Entries from a dataset of interfaces

-----

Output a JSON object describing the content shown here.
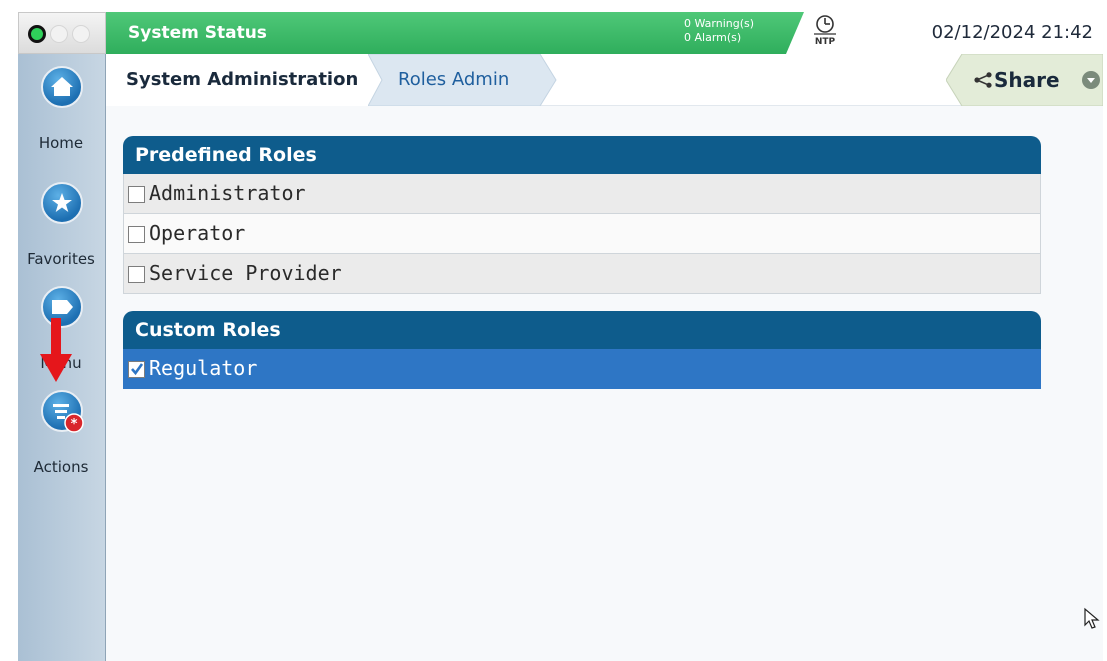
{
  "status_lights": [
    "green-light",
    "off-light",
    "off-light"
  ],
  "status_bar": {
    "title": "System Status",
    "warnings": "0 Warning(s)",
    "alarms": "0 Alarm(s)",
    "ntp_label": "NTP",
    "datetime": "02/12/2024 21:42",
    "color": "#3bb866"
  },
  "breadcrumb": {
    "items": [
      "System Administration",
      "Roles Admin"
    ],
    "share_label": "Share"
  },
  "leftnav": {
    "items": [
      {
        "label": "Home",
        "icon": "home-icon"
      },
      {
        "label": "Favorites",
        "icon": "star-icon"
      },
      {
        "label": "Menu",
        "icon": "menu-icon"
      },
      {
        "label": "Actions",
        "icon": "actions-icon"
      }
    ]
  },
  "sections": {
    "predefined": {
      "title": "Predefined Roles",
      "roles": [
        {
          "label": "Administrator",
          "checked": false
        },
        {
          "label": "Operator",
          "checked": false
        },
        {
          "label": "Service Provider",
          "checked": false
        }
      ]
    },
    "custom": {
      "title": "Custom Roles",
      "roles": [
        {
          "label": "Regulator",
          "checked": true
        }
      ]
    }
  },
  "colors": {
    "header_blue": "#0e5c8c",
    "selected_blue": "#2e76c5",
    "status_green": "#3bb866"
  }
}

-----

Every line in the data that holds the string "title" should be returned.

    "title": "System Status",
      "title": "Predefined Roles",
      "title": "Custom Roles",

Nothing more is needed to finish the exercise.